The film’s conflict, if there is any, comes from Troll 2‘s director Claudio Fragasso, a pretentious director of Italian schlock. There’s no behind the scenes footage of Troll 2, so Stephenson brings Fragasso and the participating cast back to Utah, back to the house where the film was shot, and re-enacts many of the scenes. It’s kind of a brilliant idea, as all of the stories about how difficult Fragasso was come alive as we watch the director slip into tyrannical mode while just fucking around with the actors. Fragasso can’t really understand that people love Troll 2 because it’s bad, but just when you get sick of his pomposity, Stephenson shares a moment where the director of numerous direct-to-video films sees the 35mm print of one of his movies for the first time ever. It’s sweet and it’s humanizing and to me it sums up what the movie is all about.

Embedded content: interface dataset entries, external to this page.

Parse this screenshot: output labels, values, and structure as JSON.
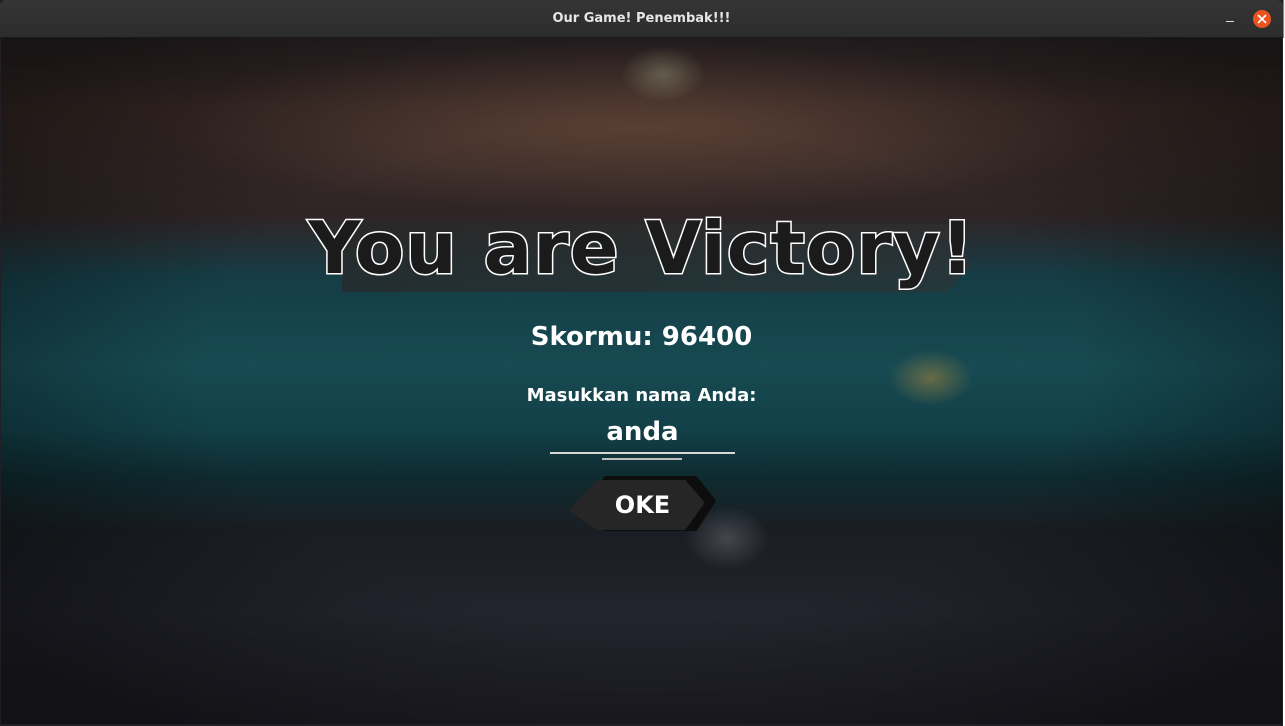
{
  "window": {
    "title": "Our Game! Penembak!!!",
    "minimize_symbol": "_",
    "close_icon": "close-icon",
    "close_color": "#e95420"
  },
  "game": {
    "result_title": "You are Victory!",
    "score_text": "Skormu: 96400",
    "name_prompt": "Masukkan nama Anda:",
    "name_value": "anda",
    "ok_label": "OKE"
  }
}
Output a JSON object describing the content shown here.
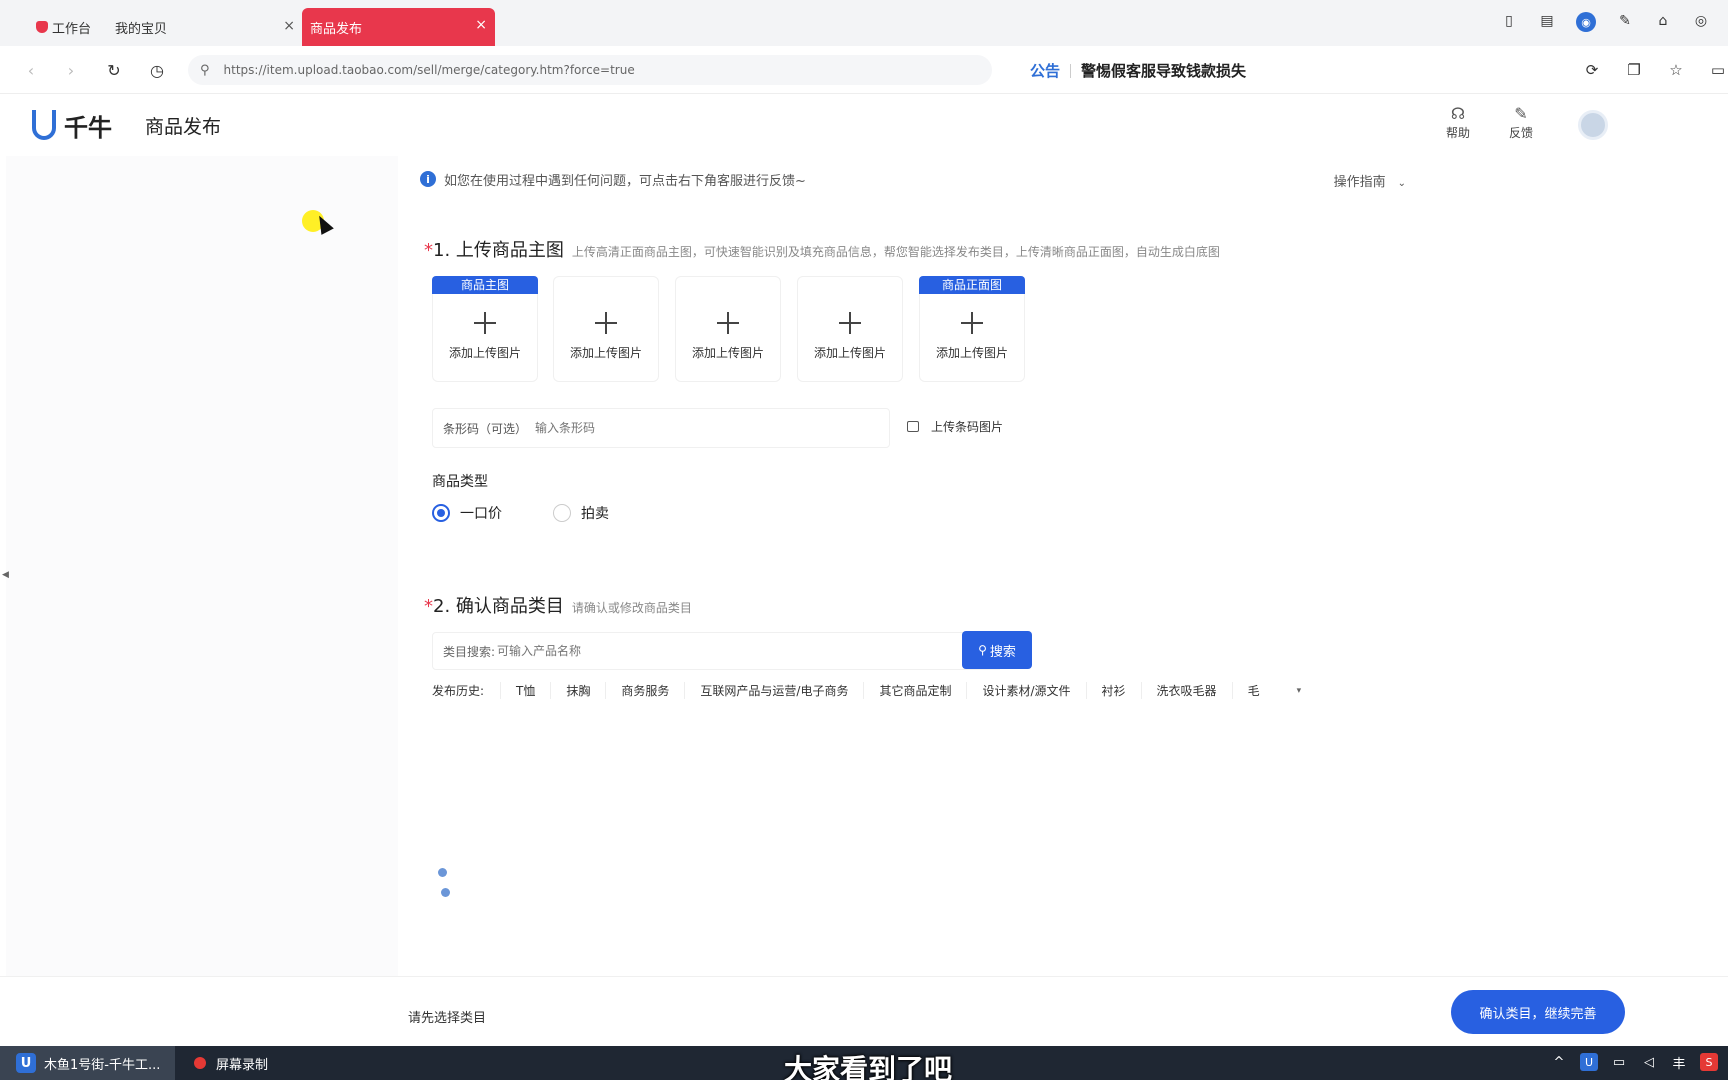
{
  "browser": {
    "tabs": [
      {
        "label": "工作台"
      },
      {
        "label": "我的宝贝"
      },
      {
        "label": "商品发布"
      }
    ],
    "tab_close_glyph": "×",
    "url": "https://item.upload.taobao.com/sell/merge/category.htm?force=true",
    "notice_label": "公告",
    "notice_text": "警惕假客服导致钱款损失"
  },
  "app": {
    "logo_text": "千牛",
    "page_title": "商品发布",
    "help_label": "帮助",
    "feedback_label": "反馈"
  },
  "info": {
    "text": "如您在使用过程中遇到任何问题，可点击右下角客服进行反馈~",
    "guide_label": "操作指南"
  },
  "section1": {
    "star": "*",
    "title": "1. 上传商品主图",
    "desc": "上传高清正面商品主图，可快速智能识别及填充商品信息，帮您智能选择发布类目，上传清晰商品正面图，自动生成白底图",
    "uploads": [
      {
        "tag": "商品主图",
        "label": "添加上传图片"
      },
      {
        "tag": "",
        "label": "添加上传图片"
      },
      {
        "tag": "",
        "label": "添加上传图片"
      },
      {
        "tag": "",
        "label": "添加上传图片"
      },
      {
        "tag": "商品正面图",
        "label": "添加上传图片"
      }
    ],
    "barcode_label": "条形码（可选）",
    "barcode_placeholder": "输入条形码",
    "barcode_upload_label": "上传条码图片",
    "type_label": "商品类型",
    "type_options": [
      {
        "label": "一口价",
        "checked": true
      },
      {
        "label": "拍卖",
        "checked": false
      }
    ]
  },
  "section2": {
    "star": "*",
    "title": "2. 确认商品类目",
    "desc": "请确认或修改商品类目",
    "search_label": "类目搜索:",
    "search_placeholder": "可输入产品名称",
    "search_button": "搜索",
    "history_label": "发布历史:",
    "history": [
      "T恤",
      "抹胸",
      "商务服务",
      "互联网产品与运营/电子商务",
      "其它商品定制",
      "设计素材/源文件",
      "衬衫",
      "洗衣吸毛器",
      "毛"
    ]
  },
  "footer": {
    "hint": "请先选择类目",
    "confirm_button": "确认类目，继续完善"
  },
  "taskbar": {
    "task1_label": "木鱼1号街-千牛工...",
    "task2_label": "屏幕录制",
    "subtitle": "大家看到了吧"
  },
  "colors": {
    "accent": "#2860e1",
    "tab_active": "#e8374c"
  }
}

Stephenson has no bitterness over an acting career that didn’t pan out, and he’s grown out of being ashamed of Troll 2. He seems to have grown out of being ashamed in general – in one scene he has Hardy throw him over the bigger man’s shoulder and re-enact scenes from the film. It’s the relationship between Hardy and Stephenson that drives the film for me; you would believe the two had kept in close contact ever since the film was made. They’re buddies but there’s also a father/son thing going on, albeit a daffy father and his bemused son.

Hardy is the star of the film, no doubt. A big handsome guy who had once wanted to be an actor, Hardy finds the latter day Troll 2 fame intoxicating. And while he basks in the laughs and applause of audiences around the country (and dives into the merch world, printing his own t-shirts), he never quite seems to get it. Hardy arranges a fundraiser screening of Troll 2 for his little town and is surprised when his elderly patients and other quaint townsfolk are baffled by the piece of shit movie he shows them. Hardy is a great screen presence, and spending time with him is a treat, but the personal journey that he undertakes is surprising and sweet and sort of humbling. 

There’s that word again: sweet. But Best Worst Movie really is sweet, sweet in the way that only lovers of trash films can truly understand. Loving bad movies is like loving a child born as just a head – not everybody can do it, and even fewer can really revel in it. There are some folks in Troll 2 who dig the movie for hipper than thou reasons, but there are many, many more who love it for its weirdness and its uniqueness and the way it is unabashed in its badness. Among them is a friend of mine, Alamo Drafthouse programmer Zack Carlson, who is perhaps the biggest Troll 2 fan in the world – he even gets the VHS box art tattooed on his arm during the film. 

I think it’s people like Zack, the people who embrace bad movies, who love cinema most of all. Loving film is about loving the experience of watching film, and that experience can be just as strong and wonderful during a terrible film as during a great film. There are some folks who understand that you can be transported by what’s on screen no matter how conventionally bad it is; just as not every great painting needs to be a photorealistic image of something recognizable, not every movie has to be ‘well made’ to be great. There’s heart in Troll 2, and there’s heart in the people who love it (and who share their love for it with each other). Best Worst Movie finds that heart and shares it with you, reminding you why you love  movies in the first place: you sit in a dark theater and experience things with people you may not know but who, after you’ve been together through it all, can’t really be strangers anymore.

8.5 out of 10

Best Worst Movie is currently finishing its festival run. For info on where it might be screening near you, keep an eye on the official website.